*WHAT NEEDS TO BE DONE*: Nothing in the data may be changed; retype all of it.

*AVAILABLE RECORDS*:
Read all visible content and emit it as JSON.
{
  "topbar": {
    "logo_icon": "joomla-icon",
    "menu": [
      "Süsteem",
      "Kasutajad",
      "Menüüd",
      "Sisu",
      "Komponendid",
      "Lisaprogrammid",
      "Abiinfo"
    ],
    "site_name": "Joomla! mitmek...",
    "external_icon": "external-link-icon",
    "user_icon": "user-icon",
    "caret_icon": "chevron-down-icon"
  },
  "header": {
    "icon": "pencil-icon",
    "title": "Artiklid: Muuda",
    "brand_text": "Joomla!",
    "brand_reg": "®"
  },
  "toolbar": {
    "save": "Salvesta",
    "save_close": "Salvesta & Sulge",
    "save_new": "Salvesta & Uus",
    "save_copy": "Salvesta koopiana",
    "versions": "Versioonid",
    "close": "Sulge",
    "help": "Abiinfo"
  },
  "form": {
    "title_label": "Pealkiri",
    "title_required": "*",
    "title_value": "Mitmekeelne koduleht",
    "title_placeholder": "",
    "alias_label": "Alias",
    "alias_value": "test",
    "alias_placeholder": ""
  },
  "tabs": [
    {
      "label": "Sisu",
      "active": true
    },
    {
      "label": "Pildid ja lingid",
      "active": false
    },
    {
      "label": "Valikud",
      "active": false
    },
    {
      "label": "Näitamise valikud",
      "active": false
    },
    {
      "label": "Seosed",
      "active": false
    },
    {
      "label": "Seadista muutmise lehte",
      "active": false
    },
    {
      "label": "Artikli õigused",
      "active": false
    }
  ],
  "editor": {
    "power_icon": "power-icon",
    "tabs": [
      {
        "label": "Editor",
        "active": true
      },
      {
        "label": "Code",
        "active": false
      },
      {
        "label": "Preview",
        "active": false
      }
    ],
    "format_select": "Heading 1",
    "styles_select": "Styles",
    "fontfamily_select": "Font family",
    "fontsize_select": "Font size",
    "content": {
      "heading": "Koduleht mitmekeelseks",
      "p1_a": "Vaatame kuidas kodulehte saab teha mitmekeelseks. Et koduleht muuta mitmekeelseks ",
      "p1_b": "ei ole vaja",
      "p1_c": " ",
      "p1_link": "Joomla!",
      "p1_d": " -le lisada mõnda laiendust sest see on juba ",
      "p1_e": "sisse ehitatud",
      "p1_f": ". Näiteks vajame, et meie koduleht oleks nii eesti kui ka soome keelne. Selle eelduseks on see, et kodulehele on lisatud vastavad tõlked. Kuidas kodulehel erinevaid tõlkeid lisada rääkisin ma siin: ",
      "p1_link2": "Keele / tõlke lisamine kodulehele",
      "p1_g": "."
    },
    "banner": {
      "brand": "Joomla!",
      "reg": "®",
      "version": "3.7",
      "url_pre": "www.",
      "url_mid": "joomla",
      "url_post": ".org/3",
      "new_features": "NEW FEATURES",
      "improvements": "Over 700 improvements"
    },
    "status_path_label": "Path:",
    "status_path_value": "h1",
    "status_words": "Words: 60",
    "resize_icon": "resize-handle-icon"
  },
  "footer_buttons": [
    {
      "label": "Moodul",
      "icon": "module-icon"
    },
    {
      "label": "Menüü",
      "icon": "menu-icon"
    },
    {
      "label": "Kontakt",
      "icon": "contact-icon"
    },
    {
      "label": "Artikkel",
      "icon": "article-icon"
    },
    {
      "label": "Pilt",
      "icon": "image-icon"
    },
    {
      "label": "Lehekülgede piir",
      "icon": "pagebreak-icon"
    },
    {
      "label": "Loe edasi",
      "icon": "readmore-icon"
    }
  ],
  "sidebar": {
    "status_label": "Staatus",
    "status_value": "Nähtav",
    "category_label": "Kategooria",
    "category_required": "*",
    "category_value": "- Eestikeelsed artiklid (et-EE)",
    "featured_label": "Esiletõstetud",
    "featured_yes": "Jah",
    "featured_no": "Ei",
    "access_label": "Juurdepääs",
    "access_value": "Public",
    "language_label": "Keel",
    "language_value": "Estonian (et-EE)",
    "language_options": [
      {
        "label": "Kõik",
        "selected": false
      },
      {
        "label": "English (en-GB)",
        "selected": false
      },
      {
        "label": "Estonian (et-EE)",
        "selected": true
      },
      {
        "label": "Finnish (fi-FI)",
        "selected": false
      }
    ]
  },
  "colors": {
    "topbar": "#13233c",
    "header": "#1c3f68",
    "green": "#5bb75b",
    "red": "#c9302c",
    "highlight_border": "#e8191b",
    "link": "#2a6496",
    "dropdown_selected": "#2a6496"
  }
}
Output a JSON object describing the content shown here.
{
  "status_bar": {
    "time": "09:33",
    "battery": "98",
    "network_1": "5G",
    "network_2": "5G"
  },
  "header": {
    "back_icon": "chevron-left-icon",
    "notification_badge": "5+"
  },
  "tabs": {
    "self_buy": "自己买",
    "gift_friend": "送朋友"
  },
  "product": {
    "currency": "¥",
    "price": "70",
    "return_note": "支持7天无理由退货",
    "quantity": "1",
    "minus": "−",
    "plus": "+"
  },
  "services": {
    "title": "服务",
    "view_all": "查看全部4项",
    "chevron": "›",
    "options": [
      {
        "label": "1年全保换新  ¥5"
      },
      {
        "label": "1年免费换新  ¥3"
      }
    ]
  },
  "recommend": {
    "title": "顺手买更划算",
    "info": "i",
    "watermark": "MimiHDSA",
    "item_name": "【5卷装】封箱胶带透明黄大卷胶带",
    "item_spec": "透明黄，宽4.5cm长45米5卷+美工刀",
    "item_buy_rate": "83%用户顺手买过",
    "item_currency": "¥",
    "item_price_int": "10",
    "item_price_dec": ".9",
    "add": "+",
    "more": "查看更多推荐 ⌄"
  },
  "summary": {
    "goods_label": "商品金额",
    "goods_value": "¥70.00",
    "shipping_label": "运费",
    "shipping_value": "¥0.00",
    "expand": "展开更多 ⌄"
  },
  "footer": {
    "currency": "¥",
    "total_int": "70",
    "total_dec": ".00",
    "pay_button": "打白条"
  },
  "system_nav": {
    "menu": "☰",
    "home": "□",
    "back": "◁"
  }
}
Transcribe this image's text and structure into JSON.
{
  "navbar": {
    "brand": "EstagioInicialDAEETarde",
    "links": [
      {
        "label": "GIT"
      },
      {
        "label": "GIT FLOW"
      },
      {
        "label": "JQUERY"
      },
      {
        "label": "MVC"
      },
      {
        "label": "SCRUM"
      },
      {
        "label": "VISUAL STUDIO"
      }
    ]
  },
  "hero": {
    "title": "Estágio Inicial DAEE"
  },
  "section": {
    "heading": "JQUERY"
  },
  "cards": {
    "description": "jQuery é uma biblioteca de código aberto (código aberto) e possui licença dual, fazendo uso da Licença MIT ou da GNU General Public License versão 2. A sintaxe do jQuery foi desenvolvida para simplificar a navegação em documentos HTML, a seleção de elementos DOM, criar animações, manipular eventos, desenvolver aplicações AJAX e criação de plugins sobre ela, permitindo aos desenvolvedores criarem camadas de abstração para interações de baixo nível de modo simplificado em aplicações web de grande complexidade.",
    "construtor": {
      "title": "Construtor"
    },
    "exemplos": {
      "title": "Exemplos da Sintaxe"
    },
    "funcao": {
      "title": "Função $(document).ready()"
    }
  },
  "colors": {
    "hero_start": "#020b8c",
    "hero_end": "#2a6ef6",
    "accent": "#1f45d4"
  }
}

*OUTPUT*:
Read all visible content and emit it as JSON.
{
  "topbar": {
    "logo_icon": "joomla-icon",
    "menu": [
      "Süsteem",
      "Kasutajad",
      "Menüüd",
      "Sisu",
      "Komponendid",
      "Lisaprogrammid",
      "Abiinfo"
    ],
    "site_name": "Joomla! mitmek...",
    "external_icon": "external-link-icon",
    "user_icon": "user-icon",
    "caret_icon": "chevron-down-icon"
  },
  "header": {
    "icon": "pencil-icon",
    "title": "Artiklid: Muuda",
    "brand_text": "Joomla!",
    "brand_reg": "®"
  },
  "toolbar": {
    "save": "Salvesta",
    "save_close": "Salvesta & Sulge",
    "save_new": "Salvesta & Uus",
    "save_copy": "Salvesta koopiana",
    "versions": "Versioonid",
    "close": "Sulge",
    "help": "Abiinfo"
  },
  "form": {
    "title_label": "Pealkiri",
    "title_required": "*",
    "title_value": "Mitmekeelne koduleht",
    "title_placeholder": "",
    "alias_label": "Alias",
    "alias_value": "test",
    "alias_placeholder": ""
  },
  "tabs": [
    {
      "label": "Sisu",
      "active": true
    },
    {
      "label": "Pildid ja lingid",
      "active": false
    },
    {
      "label": "Valikud",
      "active": false
    },
    {
      "label": "Näitamise valikud",
      "active": false
    },
    {
      "label": "Seosed",
      "active": false
    },
    {
      "label": "Seadista muutmise lehte",
      "active": false
    },
    {
      "label": "Artikli õigused",
      "active": false
    }
  ],
  "editor": {
    "power_icon": "power-icon",
    "tabs": [
      {
        "label": "Editor",
        "active": true
      },
      {
        "label": "Code",
        "active": false
      },
      {
        "label": "Preview",
        "active": false
      }
    ],
    "format_select": "Heading 1",
    "styles_select": "Styles",
    "fontfamily_select": "Font family",
    "fontsize_select": "Font size",
    "content": {
      "heading": "Koduleht mitmekeelseks",
      "p1_a": "Vaatame kuidas kodulehte saab teha mitmekeelseks. Et koduleht muuta mitmekeelseks ",
      "p1_b": "ei ole vaja",
      "p1_c": " ",
      "p1_link": "Joomla!",
      "p1_d": " -le lisada mõnda laiendust sest see on juba ",
      "p1_e": "sisse ehitatud",
      "p1_f": ". Näiteks vajame, et meie koduleht oleks nii eesti kui ka soome keelne. Selle eelduseks on see, et kodulehele on lisatud vastavad tõlked. Kuidas kodulehel erinevaid tõlkeid lisada rääkisin ma siin: ",
      "p1_link2": "Keele / tõlke lisamine kodulehele",
      "p1_g": "."
    },
    "banner": {
      "brand": "Joomla!",
      "reg": "®",
      "version": "3.7",
      "url_pre": "www.",
      "url_mid": "joomla",
      "url_post": ".org/3",
      "new_features": "NEW FEATURES",
      "improvements": "Over 700 improvements"
    },
    "status_path_label": "Path:",
    "status_path_value": "h1",
    "status_words": "Words: 60",
    "resize_icon": "resize-handle-icon"
  },
  "footer_buttons": [
    {
      "label": "Moodul",
      "icon": "module-icon"
    },
    {
      "label": "Menüü",
      "icon": "menu-icon"
    },
    {
      "label": "Kontakt",
      "icon": "contact-icon"
    },
    {
      "label": "Artikkel",
      "icon": "article-icon"
    },
    {
      "label": "Pilt",
      "icon": "image-icon"
    },
    {
      "label": "Lehekülgede piir",
      "icon": "pagebreak-icon"
    },
    {
      "label": "Loe edasi",
      "icon": "readmore-icon"
    }
  ],
  "sidebar": {
    "status_label": "Staatus",
    "status_value": "Nähtav",
    "category_label": "Kategooria",
    "category_required": "*",
    "category_value": "- Eestikeelsed artiklid (et-EE)",
    "featured_label": "Esiletõstetud",
    "featured_yes": "Jah",
    "featured_no": "Ei",
    "access_label": "Juurdepääs",
    "access_value": "Public",
    "language_label": "Keel",
    "language_value": "Estonian (et-EE)",
    "language_options": [
      {
        "label": "Kõik",
        "selected": false
      },
      {
        "label": "English (en-GB)",
        "selected": false
      },
      {
        "label": "Estonian (et-EE)",
        "selected": true
      },
      {
        "label": "Finnish (fi-FI)",
        "selected": false
      }
    ]
  },
  "colors": {
    "topbar": "#13233c",
    "header": "#1c3f68",
    "green": "#5bb75b",
    "red": "#c9302c",
    "highlight_border": "#e8191b",
    "link": "#2a6496",
    "dropdown_selected": "#2a6496"
  }
}
Output a JSON object describing the content shown here.
{
  "status_bar": {
    "time": "09:33",
    "battery": "98",
    "network_1": "5G",
    "network_2": "5G"
  },
  "header": {
    "back_icon": "chevron-left-icon",
    "notification_badge": "5+"
  },
  "tabs": {
    "self_buy": "自己买",
    "gift_friend": "送朋友"
  },
  "product": {
    "currency": "¥",
    "price": "70",
    "return_note": "支持7天无理由退货",
    "quantity": "1",
    "minus": "−",
    "plus": "+"
  },
  "services": {
    "title": "服务",
    "view_all": "查看全部4项",
    "chevron": "›",
    "options": [
      {
        "label": "1年全保换新  ¥5"
      },
      {
        "label": "1年免费换新  ¥3"
      }
    ]
  },
  "recommend": {
    "title": "顺手买更划算",
    "info": "i",
    "watermark": "MimiHDSA",
    "item_name": "【5卷装】封箱胶带透明黄大卷胶带",
    "item_spec": "透明黄，宽4.5cm长45米5卷+美工刀",
    "item_buy_rate": "83%用户顺手买过",
    "item_currency": "¥",
    "item_price_int": "10",
    "item_price_dec": ".9",
    "add": "+",
    "more": "查看更多推荐 ⌄"
  },
  "summary": {
    "goods_label": "商品金额",
    "goods_value": "¥70.00",
    "shipping_label": "运费",
    "shipping_value": "¥0.00",
    "expand": "展开更多 ⌄"
  },
  "footer": {
    "currency": "¥",
    "total_int": "70",
    "total_dec": ".00",
    "pay_button": "打白条"
  },
  "system_nav": {
    "menu": "☰",
    "home": "□",
    "back": "◁"
  }
}
Transcribe this image's text and structure into JSON.
{
  "navbar": {
    "brand": "EstagioInicialDAEETarde",
    "links": [
      {
        "label": "GIT"
      },
      {
        "label": "GIT FLOW"
      },
      {
        "label": "JQUERY"
      },
      {
        "label": "MVC"
      },
      {
        "label": "SCRUM"
      },
      {
        "label": "VISUAL STUDIO"
      }
    ]
  },
  "hero": {
    "title": "Estágio Inicial DAEE"
  },
  "section": {
    "heading": "JQUERY"
  },
  "cards": {
    "description": "jQuery é uma biblioteca de código aberto (código aberto) e possui licença dual, fazendo uso da Licença MIT ou da GNU General Public License versão 2. A sintaxe do jQuery foi desenvolvida para simplificar a navegação em documentos HTML, a seleção de elementos DOM, criar animações, manipular eventos, desenvolver aplicações AJAX e criação de plugins sobre ela, permitindo aos desenvolvedores criarem camadas de abstração para interações de baixo nível de modo simplificado em aplicações web de grande complexidade.",
    "construtor": {
      "title": "Construtor"
    },
    "exemplos": {
      "title": "Exemplos da Sintaxe"
    },
    "funcao": {
      "title": "Função $(document).ready()"
    }
  },
  "colors": {
    "hero_start": "#020b8c",
    "hero_end": "#2a6ef6",
    "accent": "#1f45d4"
  }
}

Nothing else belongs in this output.